BEHIND the intimidating walls of Casuarina Prison, a section of its compound essentially resembles an educational institution.
Casuarina’s Educational and Vocational Training Unit provides a variety of workshops where prisoners can gain formal qualifications, including in metal and concrete fabrication, cabinet making and food production.
Tafe and university studies are also available.
Business manager Mike Feltham said prisoners were encouraged to pursue educational opportunities.
‘Courses range from basic numeracy and literacy to further studies, including tertiary and Tafe,’ he said.
‘We aim to provide prisoners with training opportunities, an understanding of work ethic, communication skills and being able to work with others.’
As part of their metalwork training, prisoners have the opportunity to utilise their creativity by making ornaments, which have attracted the attention of some businesses.
Mr Feltham said prisoners enjoyed learning new skills.
‘In metalwork, they build items for the prison, like trailers and trolleys, and do lots of repair work,’ he said.
‘They further practise their skills by making items from scrap metal, and some have been made for businesses, which use them for decoration.
‘Workshops are designed to replicate the outside world but we ensure security and safety issues are met, as all tools are accounted for at the beginning and the end of the workshop.’
An inmate said being immersed in the metalwork facility was cathartic for him.
‘It keeps me occupied and it helps fill up the days,’ he said.
‘In prison, it is important to be focused and have something to look forward to when you wake up.

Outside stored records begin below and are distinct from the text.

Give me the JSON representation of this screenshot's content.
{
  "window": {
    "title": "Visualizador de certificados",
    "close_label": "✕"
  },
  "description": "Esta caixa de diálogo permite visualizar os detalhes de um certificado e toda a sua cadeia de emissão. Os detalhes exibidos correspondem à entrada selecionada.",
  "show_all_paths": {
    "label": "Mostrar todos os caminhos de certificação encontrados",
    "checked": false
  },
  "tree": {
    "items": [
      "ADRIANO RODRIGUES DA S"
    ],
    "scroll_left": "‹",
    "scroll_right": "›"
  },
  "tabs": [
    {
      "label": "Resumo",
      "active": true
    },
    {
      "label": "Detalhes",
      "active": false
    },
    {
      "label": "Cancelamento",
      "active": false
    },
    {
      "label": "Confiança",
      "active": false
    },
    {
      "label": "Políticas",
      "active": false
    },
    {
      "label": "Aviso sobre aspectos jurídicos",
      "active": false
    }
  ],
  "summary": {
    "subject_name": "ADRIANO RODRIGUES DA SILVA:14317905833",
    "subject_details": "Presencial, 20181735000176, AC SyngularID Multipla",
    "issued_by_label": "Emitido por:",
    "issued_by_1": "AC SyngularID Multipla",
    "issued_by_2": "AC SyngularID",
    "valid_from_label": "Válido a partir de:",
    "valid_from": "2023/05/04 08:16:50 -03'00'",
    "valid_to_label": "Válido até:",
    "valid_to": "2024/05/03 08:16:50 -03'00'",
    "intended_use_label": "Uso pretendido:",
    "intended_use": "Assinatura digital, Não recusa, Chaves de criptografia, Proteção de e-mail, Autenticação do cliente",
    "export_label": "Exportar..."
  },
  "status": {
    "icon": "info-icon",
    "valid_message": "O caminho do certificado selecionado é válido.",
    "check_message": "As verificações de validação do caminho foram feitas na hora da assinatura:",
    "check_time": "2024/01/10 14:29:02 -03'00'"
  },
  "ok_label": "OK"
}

‘I really enjoy working and helping to build things, although it does get pretty hot in here during summer.’